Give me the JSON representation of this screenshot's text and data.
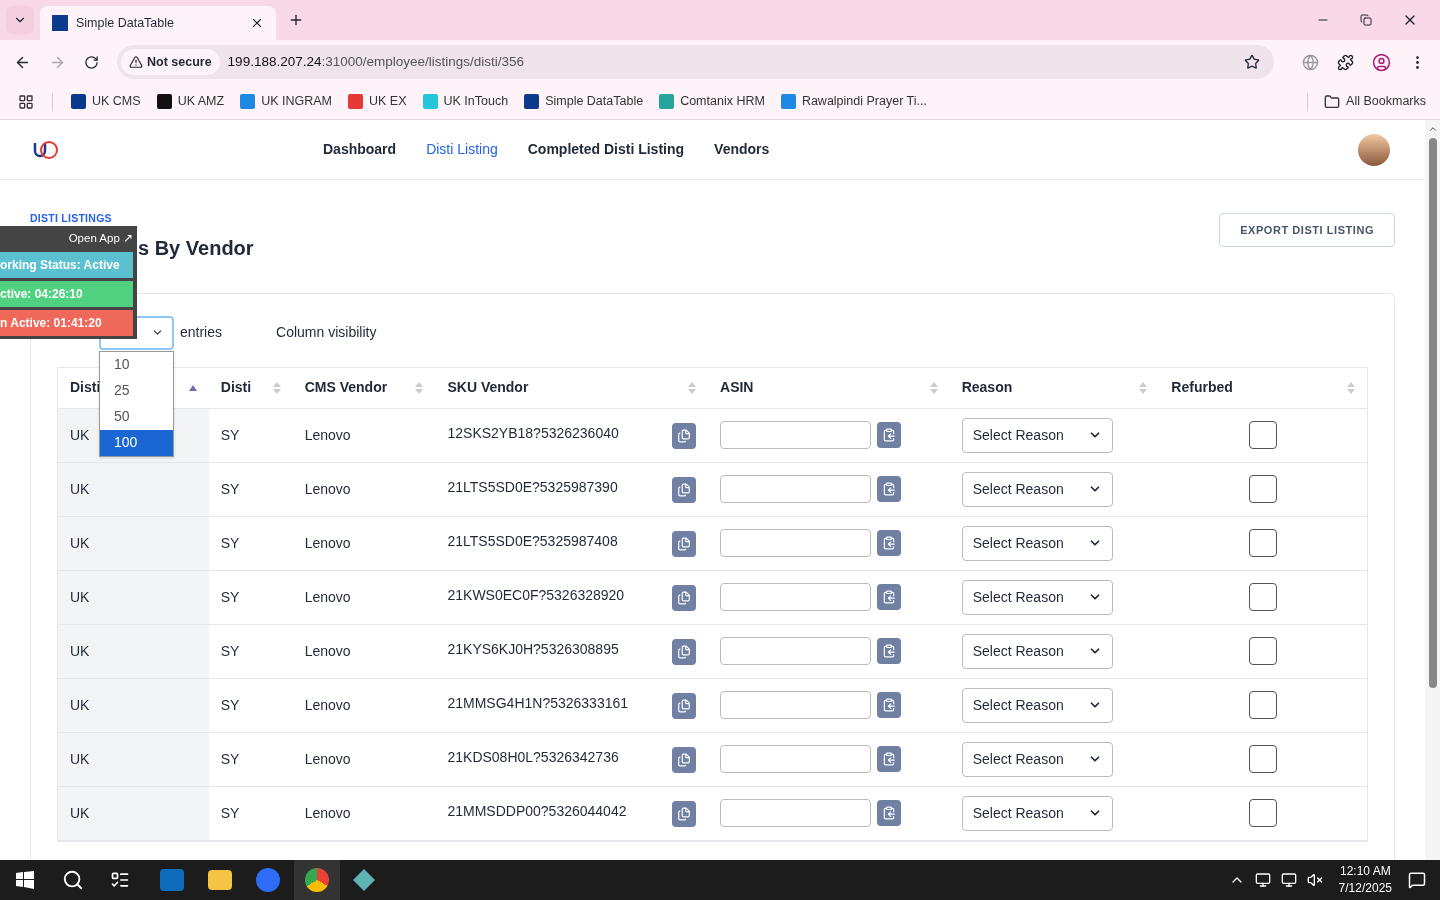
{
  "browser": {
    "tabs": [
      {
        "title": "Simple DataTable",
        "selected": true
      }
    ],
    "address": {
      "security": "Not secure",
      "host": "199.188.207.24",
      "path": ":31000/employee/listings/disti/356"
    },
    "bookmarks": [
      {
        "label": "UK CMS",
        "color": "#0b3a8c"
      },
      {
        "label": "UK AMZ",
        "color": "#111111"
      },
      {
        "label": "UK INGRAM",
        "color": "#1e88e5"
      },
      {
        "label": "UK EX",
        "color": "#e53935"
      },
      {
        "label": "UK InTouch",
        "color": "#26c6da"
      },
      {
        "label": "Simple DataTable",
        "color": "#0b3a8c"
      },
      {
        "label": "Comtanix HRM",
        "color": "#26a69a"
      },
      {
        "label": "Rawalpindi Prayer Ti...",
        "color": "#1e88e5"
      }
    ],
    "all_bookmarks": "All Bookmarks"
  },
  "nav": [
    {
      "label": "Dashboard",
      "selected": false
    },
    {
      "label": "Disti Listing",
      "selected": true
    },
    {
      "label": "Completed Disti Listing",
      "selected": false
    },
    {
      "label": "Vendors",
      "selected": false
    }
  ],
  "breadcrumb": "DISTI LISTINGS",
  "heading": "s By Vendor",
  "export_button": "EXPORT DISTI LISTING",
  "overlay": {
    "open_app": "Open App ↗",
    "statuses": [
      {
        "text": "orking Status: Active",
        "color": "#5bc0cf"
      },
      {
        "text": "ctive: 04:26:10",
        "color": "#4fd17f"
      },
      {
        "text": "n Active: 01:41:20",
        "color": "#f0685a"
      }
    ]
  },
  "length": {
    "entries": "entries",
    "options": [
      {
        "label": "10",
        "selected": false
      },
      {
        "label": "25",
        "selected": false
      },
      {
        "label": "50",
        "selected": false
      },
      {
        "label": "100",
        "selected": true
      }
    ]
  },
  "column_visibility": "Column visibility",
  "table": {
    "columns": [
      {
        "label": "Disti",
        "sorted": true
      },
      {
        "label": "Disti",
        "sorted": false
      },
      {
        "label": "CMS Vendor",
        "sorted": false
      },
      {
        "label": "SKU Vendor",
        "sorted": false
      },
      {
        "label": "ASIN",
        "sorted": false
      },
      {
        "label": "Reason",
        "sorted": false
      },
      {
        "label": "Refurbed",
        "sorted": false
      }
    ],
    "rows": [
      {
        "column_1": "UK",
        "disti": "SY",
        "cms_vendor": "Lenovo",
        "sku_vendor": "12SKS2YB18?5326236040",
        "reason": "Select Reason",
        "refurbed": false
      },
      {
        "column_1": "UK",
        "disti": "SY",
        "cms_vendor": "Lenovo",
        "sku_vendor": "21LTS5SD0E?5325987390",
        "reason": "Select Reason",
        "refurbed": false
      },
      {
        "column_1": "UK",
        "disti": "SY",
        "cms_vendor": "Lenovo",
        "sku_vendor": "21LTS5SD0E?5325987408",
        "reason": "Select Reason",
        "refurbed": false
      },
      {
        "column_1": "UK",
        "disti": "SY",
        "cms_vendor": "Lenovo",
        "sku_vendor": "21KWS0EC0F?5326328920",
        "reason": "Select Reason",
        "refurbed": false
      },
      {
        "column_1": "UK",
        "disti": "SY",
        "cms_vendor": "Lenovo",
        "sku_vendor": "21KYS6KJ0H?5326308895",
        "reason": "Select Reason",
        "refurbed": false
      },
      {
        "column_1": "UK",
        "disti": "SY",
        "cms_vendor": "Lenovo",
        "sku_vendor": "21MMSG4H1N?5326333161",
        "reason": "Select Reason",
        "refurbed": false
      },
      {
        "column_1": "UK",
        "disti": "SY",
        "cms_vendor": "Lenovo",
        "sku_vendor": "21KDS08H0L?5326342736",
        "reason": "Select Reason",
        "refurbed": false
      },
      {
        "column_1": "UK",
        "disti": "SY",
        "cms_vendor": "Lenovo",
        "sku_vendor": "21MMSDDP00?5326044042",
        "reason": "Select Reason",
        "refurbed": false
      }
    ]
  },
  "taskbar": {
    "time": "12:10 AM",
    "date": "7/12/2025"
  }
}
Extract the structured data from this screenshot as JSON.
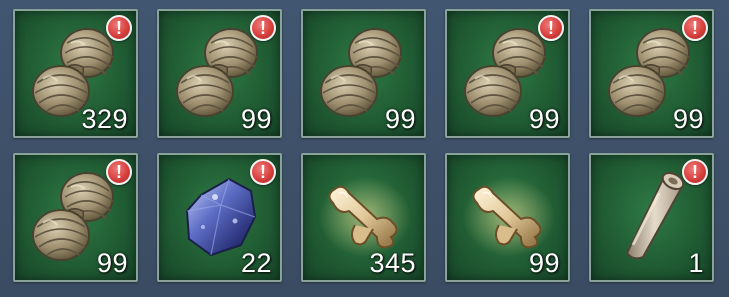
{
  "inventory": {
    "slots": [
      {
        "item_icon": "twine-spool-icon",
        "count": "329",
        "alert": true
      },
      {
        "item_icon": "twine-spool-icon",
        "count": "99",
        "alert": true
      },
      {
        "item_icon": "twine-spool-icon",
        "count": "99",
        "alert": false
      },
      {
        "item_icon": "twine-spool-icon",
        "count": "99",
        "alert": true
      },
      {
        "item_icon": "twine-spool-icon",
        "count": "99",
        "alert": true
      },
      {
        "item_icon": "twine-spool-icon",
        "count": "99",
        "alert": true
      },
      {
        "item_icon": "blue-ore-icon",
        "count": "22",
        "alert": true
      },
      {
        "item_icon": "bone-icon",
        "count": "345",
        "alert": false
      },
      {
        "item_icon": "bone-icon",
        "count": "99",
        "alert": false
      },
      {
        "item_icon": "parchment-scroll-icon",
        "count": "1",
        "alert": true
      }
    ],
    "alert_glyph": "!",
    "colors": {
      "slot_green": "#236236",
      "slot_border": "#8aa39a",
      "alert_red": "#d8403e",
      "background": "#3e5169"
    }
  }
}
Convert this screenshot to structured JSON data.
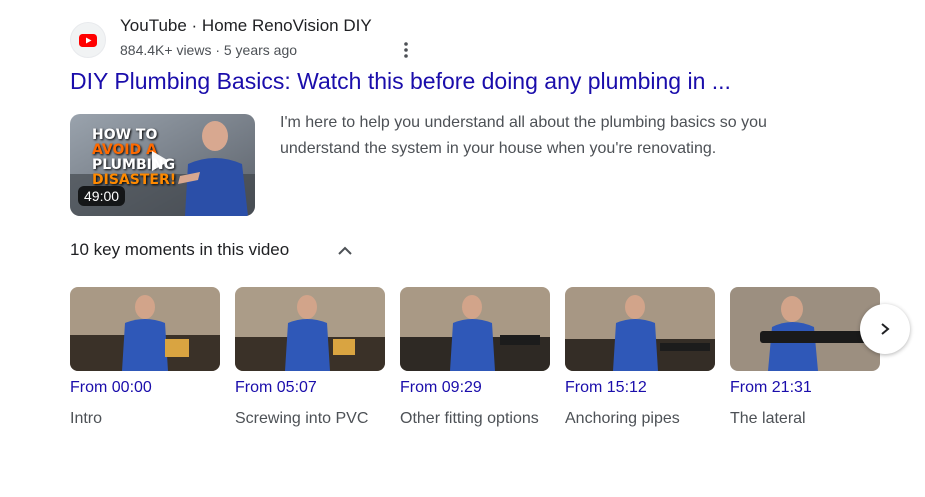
{
  "result": {
    "source": "YouTube · Home RenoVision DIY",
    "meta": "884.4K+ views · 5 years ago",
    "title": "DIY Plumbing Basics: Watch this before doing any plumbing in ...",
    "snippet": "I'm here to help you understand all about the plumbing basics so you understand the system in your house when you're renovating.",
    "thumbnail": {
      "overlay_text": [
        "HOW TO",
        "AVOID A",
        "PLUMBING",
        "DISASTER!"
      ],
      "duration": "49:00"
    }
  },
  "key_moments": {
    "header": "10 key moments in this video",
    "items": [
      {
        "time": "From 00:00",
        "label": "Intro"
      },
      {
        "time": "From 05:07",
        "label": "Screwing into PVC"
      },
      {
        "time": "From 09:29",
        "label": "Other fitting options"
      },
      {
        "time": "From 15:12",
        "label": "Anchoring pipes"
      },
      {
        "time": "From 21:31",
        "label": "The lateral"
      }
    ]
  },
  "icons": {
    "favicon": "youtube-icon",
    "menu": "more-vert-icon",
    "collapse": "chevron-up-icon",
    "next": "chevron-right-icon",
    "play": "play-icon"
  },
  "colors": {
    "link": "#1a0dab",
    "youtube_red": "#ff0000"
  }
}
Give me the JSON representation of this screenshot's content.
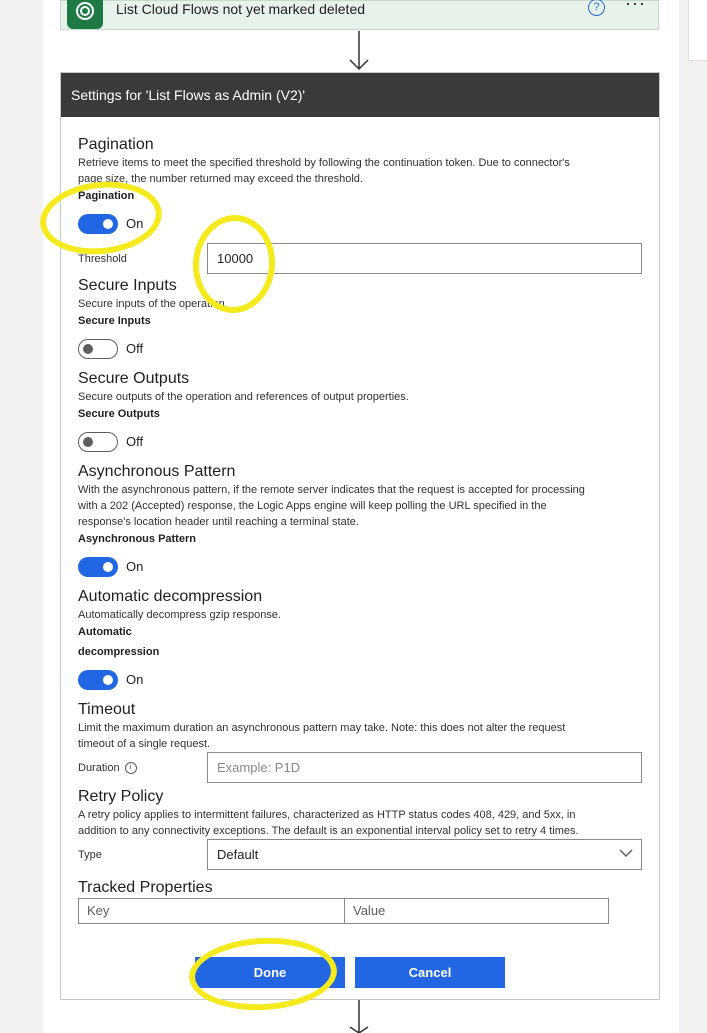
{
  "trigger": {
    "title": "List Cloud Flows not yet marked deleted",
    "help_glyph": "?",
    "more_glyph": "···"
  },
  "settings": {
    "header": "Settings for 'List Flows as Admin (V2)'",
    "pagination": {
      "title": "Pagination",
      "desc1": "Retrieve items to meet the specified threshold by following the continuation token. Due to connector's",
      "desc2": "page size, the number returned may exceed the threshold.",
      "label": "Pagination",
      "state": "On",
      "threshold_label": "Threshold",
      "threshold_value": "10000"
    },
    "secure_inputs": {
      "title": "Secure Inputs",
      "desc": "Secure inputs of the operation.",
      "label": "Secure Inputs",
      "state": "Off"
    },
    "secure_outputs": {
      "title": "Secure Outputs",
      "desc": "Secure outputs of the operation and references of output properties.",
      "label": "Secure Outputs",
      "state": "Off"
    },
    "async": {
      "title": "Asynchronous Pattern",
      "desc1": "With the asynchronous pattern, if the remote server indicates that the request is accepted for processing",
      "desc2": "with a 202 (Accepted) response, the Logic Apps engine will keep polling the URL specified in the",
      "desc3": "response's location header until reaching a terminal state.",
      "label": "Asynchronous Pattern",
      "state": "On"
    },
    "decompression": {
      "title": "Automatic decompression",
      "desc": "Automatically decompress gzip response.",
      "label1": "Automatic",
      "label2": "decompression",
      "state": "On"
    },
    "timeout": {
      "title": "Timeout",
      "desc1": "Limit the maximum duration an asynchronous pattern may take. Note: this does not alter the request",
      "desc2": "timeout of a single request.",
      "duration_label": "Duration",
      "info_glyph": "i",
      "duration_placeholder": "Example: P1D"
    },
    "retry": {
      "title": "Retry Policy",
      "desc1": "A retry policy applies to intermittent failures, characterized as HTTP status codes 408, 429, and 5xx, in",
      "desc2": "addition to any connectivity exceptions. The default is an exponential interval policy set to retry 4 times.",
      "type_label": "Type",
      "type_value": "Default"
    },
    "tracked": {
      "title": "Tracked Properties",
      "key_placeholder": "Key",
      "value_placeholder": "Value"
    },
    "buttons": {
      "done": "Done",
      "cancel": "Cancel"
    }
  },
  "colors": {
    "accent": "#2266e3",
    "header_bg": "#3b3a39",
    "highlight": "#f5ea1e",
    "trigger_bg": "#e7f2ea"
  }
}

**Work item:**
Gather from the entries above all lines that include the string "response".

**Task result:**
      "desc2": "with a 202 (Accepted) response, the Logic Apps engine will keep polling the URL specified in the",
      "desc3": "response's location header until reaching a terminal state.",
      "desc": "Automatically decompress gzip response.",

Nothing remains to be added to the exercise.